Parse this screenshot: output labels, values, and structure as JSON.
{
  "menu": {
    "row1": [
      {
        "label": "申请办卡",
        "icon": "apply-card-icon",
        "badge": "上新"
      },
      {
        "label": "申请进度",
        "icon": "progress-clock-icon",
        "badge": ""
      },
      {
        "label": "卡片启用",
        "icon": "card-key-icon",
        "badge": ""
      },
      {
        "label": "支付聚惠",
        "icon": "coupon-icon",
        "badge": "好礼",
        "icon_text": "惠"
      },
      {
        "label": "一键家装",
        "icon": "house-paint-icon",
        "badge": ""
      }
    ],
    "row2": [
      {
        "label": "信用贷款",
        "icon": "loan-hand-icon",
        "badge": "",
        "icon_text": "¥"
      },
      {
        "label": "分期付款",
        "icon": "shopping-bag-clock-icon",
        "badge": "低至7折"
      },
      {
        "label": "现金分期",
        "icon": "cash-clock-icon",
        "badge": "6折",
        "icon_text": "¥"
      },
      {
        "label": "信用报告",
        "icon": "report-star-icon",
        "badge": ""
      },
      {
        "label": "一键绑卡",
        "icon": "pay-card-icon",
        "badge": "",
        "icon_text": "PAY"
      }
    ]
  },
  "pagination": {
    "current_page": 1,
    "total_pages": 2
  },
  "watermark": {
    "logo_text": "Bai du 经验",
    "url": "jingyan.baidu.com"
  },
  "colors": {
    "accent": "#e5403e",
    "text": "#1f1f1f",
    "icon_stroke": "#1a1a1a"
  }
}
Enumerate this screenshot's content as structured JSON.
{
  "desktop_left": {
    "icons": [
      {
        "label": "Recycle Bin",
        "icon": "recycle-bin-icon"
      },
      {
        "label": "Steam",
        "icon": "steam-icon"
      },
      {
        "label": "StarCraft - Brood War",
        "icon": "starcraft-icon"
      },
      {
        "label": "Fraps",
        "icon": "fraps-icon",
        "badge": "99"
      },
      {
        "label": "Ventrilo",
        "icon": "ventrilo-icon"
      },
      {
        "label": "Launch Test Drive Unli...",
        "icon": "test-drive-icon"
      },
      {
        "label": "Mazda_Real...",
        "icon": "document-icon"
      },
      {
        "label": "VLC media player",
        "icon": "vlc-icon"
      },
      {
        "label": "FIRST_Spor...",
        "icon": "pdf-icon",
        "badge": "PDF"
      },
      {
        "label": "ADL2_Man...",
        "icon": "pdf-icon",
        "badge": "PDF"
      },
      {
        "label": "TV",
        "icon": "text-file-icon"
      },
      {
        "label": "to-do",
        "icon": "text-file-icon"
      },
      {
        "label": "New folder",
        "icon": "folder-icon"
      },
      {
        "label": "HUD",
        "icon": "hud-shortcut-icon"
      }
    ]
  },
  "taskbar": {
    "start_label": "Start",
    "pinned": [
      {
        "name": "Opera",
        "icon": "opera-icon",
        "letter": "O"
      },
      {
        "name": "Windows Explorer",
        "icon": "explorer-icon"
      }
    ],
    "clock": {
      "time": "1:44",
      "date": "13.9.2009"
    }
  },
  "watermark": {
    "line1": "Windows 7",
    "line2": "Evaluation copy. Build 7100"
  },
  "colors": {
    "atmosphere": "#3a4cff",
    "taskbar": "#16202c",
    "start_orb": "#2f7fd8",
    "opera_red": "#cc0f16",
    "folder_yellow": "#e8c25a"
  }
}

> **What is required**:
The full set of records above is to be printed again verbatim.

> **Worked solution**:
Parse this screenshot: output labels, values, and structure as JSON.
{
  "menu": {
    "row1": [
      {
        "label": "申请办卡",
        "icon": "apply-card-icon",
        "badge": "上新"
      },
      {
        "label": "申请进度",
        "icon": "progress-clock-icon",
        "badge": ""
      },
      {
        "label": "卡片启用",
        "icon": "card-key-icon",
        "badge": ""
      },
      {
        "label": "支付聚惠",
        "icon": "coupon-icon",
        "badge": "好礼",
        "icon_text": "惠"
      },
      {
        "label": "一键家装",
        "icon": "house-paint-icon",
        "badge": ""
      }
    ],
    "row2": [
      {
        "label": "信用贷款",
        "icon": "loan-hand-icon",
        "badge": "",
        "icon_text": "¥"
      },
      {
        "label": "分期付款",
        "icon": "shopping-bag-clock-icon",
        "badge": "低至7折"
      },
      {
        "label": "现金分期",
        "icon": "cash-clock-icon",
        "badge": "6折",
        "icon_text": "¥"
      },
      {
        "label": "信用报告",
        "icon": "report-star-icon",
        "badge": ""
      },
      {
        "label": "一键绑卡",
        "icon": "pay-card-icon",
        "badge": "",
        "icon_text": "PAY"
      }
    ]
  },
  "pagination": {
    "current_page": 1,
    "total_pages": 2
  },
  "watermark": {
    "logo_text": "Bai du 经验",
    "url": "jingyan.baidu.com"
  },
  "colors": {
    "accent": "#e5403e",
    "text": "#1f1f1f",
    "icon_stroke": "#1a1a1a"
  }
}
Enumerate this screenshot's content as structured JSON.
{
  "desktop_left": {
    "icons": [
      {
        "label": "Recycle Bin",
        "icon": "recycle-bin-icon"
      },
      {
        "label": "Steam",
        "icon": "steam-icon"
      },
      {
        "label": "StarCraft - Brood War",
        "icon": "starcraft-icon"
      },
      {
        "label": "Fraps",
        "icon": "fraps-icon",
        "badge": "99"
      },
      {
        "label": "Ventrilo",
        "icon": "ventrilo-icon"
      },
      {
        "label": "Launch Test Drive Unli...",
        "icon": "test-drive-icon"
      },
      {
        "label": "Mazda_Real...",
        "icon": "document-icon"
      },
      {
        "label": "VLC media player",
        "icon": "vlc-icon"
      },
      {
        "label": "FIRST_Spor...",
        "icon": "pdf-icon",
        "badge": "PDF"
      },
      {
        "label": "ADL2_Man...",
        "icon": "pdf-icon",
        "badge": "PDF"
      },
      {
        "label": "TV",
        "icon": "text-file-icon"
      },
      {
        "label": "to-do",
        "icon": "text-file-icon"
      },
      {
        "label": "New folder",
        "icon": "folder-icon"
      },
      {
        "label": "HUD",
        "icon": "hud-shortcut-icon"
      }
    ]
  },
  "taskbar": {
    "start_label": "Start",
    "pinned": [
      {
        "name": "Opera",
        "icon": "opera-icon",
        "letter": "O"
      },
      {
        "name": "Windows Explorer",
        "icon": "explorer-icon"
      }
    ],
    "clock": {
      "time": "1:44",
      "date": "13.9.2009"
    }
  },
  "watermark": {
    "line1": "Windows 7",
    "line2": "Evaluation copy. Build 7100"
  },
  "colors": {
    "atmosphere": "#3a4cff",
    "taskbar": "#16202c",
    "start_orb": "#2f7fd8",
    "opera_red": "#cc0f16",
    "folder_yellow": "#e8c25a"
  }
}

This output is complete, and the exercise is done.